Golf’s professional tours are on a break and courses in Canada and elsewhere are either waiting for warmer weather or trying to understand if it’s safe to open.
But golfers, both world class and average duffers, are still seeking ways to improve their swings. And some of Canada’s top teachers are finding creative ways to deliver their lessons.
Ralph Bauer is one of Canada’s top instructors, working with PGA Tour players such as Adam Hadwin, Jhonattan Vegas and Kyle Stanley, as well as a slew of up-and-coming professionals including Canadian Adam Svensson, who plays on the Korn Ferry Tour.
Because of the diverse locations of his students, he often utilizes technology to give them instruction. In the past, that’s primarily involved his players sending videos of their swings and then discussing and analyzing it over the phone.
Now he’s moving to the next step and using FaceTime for his teaching.
Bauer believes that while face-to-face teaching will remain the best way to help out a player, this is likely the way of the future for the majority of his work.
“This is speeding up the process of instruction,” stated Bauer. “I don’t have to be right there to help them out.”

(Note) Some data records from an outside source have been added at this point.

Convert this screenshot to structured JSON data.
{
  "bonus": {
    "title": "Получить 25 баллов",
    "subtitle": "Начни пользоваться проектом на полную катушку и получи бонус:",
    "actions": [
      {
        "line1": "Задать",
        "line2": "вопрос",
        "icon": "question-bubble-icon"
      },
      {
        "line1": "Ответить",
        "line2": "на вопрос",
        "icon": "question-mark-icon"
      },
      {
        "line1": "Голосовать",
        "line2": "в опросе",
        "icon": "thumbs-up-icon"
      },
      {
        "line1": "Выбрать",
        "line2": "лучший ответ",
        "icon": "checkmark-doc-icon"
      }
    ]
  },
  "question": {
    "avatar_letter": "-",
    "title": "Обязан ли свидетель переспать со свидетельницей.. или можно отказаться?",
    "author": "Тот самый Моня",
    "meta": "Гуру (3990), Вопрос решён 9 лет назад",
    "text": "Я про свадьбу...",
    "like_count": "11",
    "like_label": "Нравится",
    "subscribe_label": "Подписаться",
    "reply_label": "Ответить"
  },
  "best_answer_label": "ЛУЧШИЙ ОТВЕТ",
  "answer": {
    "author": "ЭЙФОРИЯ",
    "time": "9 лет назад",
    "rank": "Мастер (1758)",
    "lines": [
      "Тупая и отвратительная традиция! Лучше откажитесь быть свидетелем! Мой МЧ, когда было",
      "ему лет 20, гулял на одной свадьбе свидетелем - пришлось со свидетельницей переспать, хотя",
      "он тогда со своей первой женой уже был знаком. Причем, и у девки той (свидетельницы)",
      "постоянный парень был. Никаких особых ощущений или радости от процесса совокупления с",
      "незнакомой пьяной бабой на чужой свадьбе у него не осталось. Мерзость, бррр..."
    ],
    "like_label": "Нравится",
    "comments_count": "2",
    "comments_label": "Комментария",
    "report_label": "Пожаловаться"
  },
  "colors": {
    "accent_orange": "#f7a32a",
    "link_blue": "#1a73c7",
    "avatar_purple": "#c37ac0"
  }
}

It’s not just his elite clientele that is going to benefit from his move to FaceTime. He’s also taking this work to the masses, starting to offer lessons to everyday golfers. He believes that while the present pandemic makes this a necessity, it could become the norm in the future.
“You can talk to them, give them direct communication,” stated Bauer. “You can watch them hit shots and see if they are getting what you’re teaching them.”
FaceTime is the next logical step in teaching through technology. First was the packaged lesson, where a noted instructor offered help on a pre-recorded medium such as a DVD or videotape. The giants of instruction, like Butch Harmon or Hank Haney, offered a one-size-fits-all type of experience.
Another is a website where help for a specific fault, say slicing drives or chunking chips, could be accessed.
More recently, there has been a surge in a back-and-forth process where a student records his or her swing and sends it to an instructor who returns specific help for the golfer.
One of the leaders in that area is Montreal teacher Shauheen Nakhjavani, who has given thousands of lessons with this method.
The benefits of the system are that teachers such as Nakhjavani, who also has a significant stable of tour players including Stephen Ames, are able to work with a large number of students and, as long as they have the swing video, they can give help at any time, not having to be present at the same moment as the student.
In his process, players send Nakhjavani two swing videos – one from behind and one face on. Nakhjavani reviews them and sends back three different videos. One is a voiceover critique of the current swing; the second is Nakhjavani on camera illustrating the faults of the swing and what they need to change; and the third is him showing drills to make the corrections.
“It’s really all about telling people what the issue is, what the cause of the issue is and how to correct it,” he said. “I want to give players the ability to self-correct.”
While there may not be any professional golf on the horizon any time soon, Nakhjavani is still seeing a steady flow of regular golfers interested in improving.
“If anything, players are a little more committed to making bigger, macro swing changes that they were hesitant to do mid-season,” he said of the present landscape. “The type of lessons have changed but not necessarily the quantity.”
No matter the technology in use, teaching golf is changing, and possibly being pushed into that area due to these strange times.
“I guess necessity is the mother of invention,” stated Bauer. “I think these less traditional methods of golf lessons are going to become very popular.”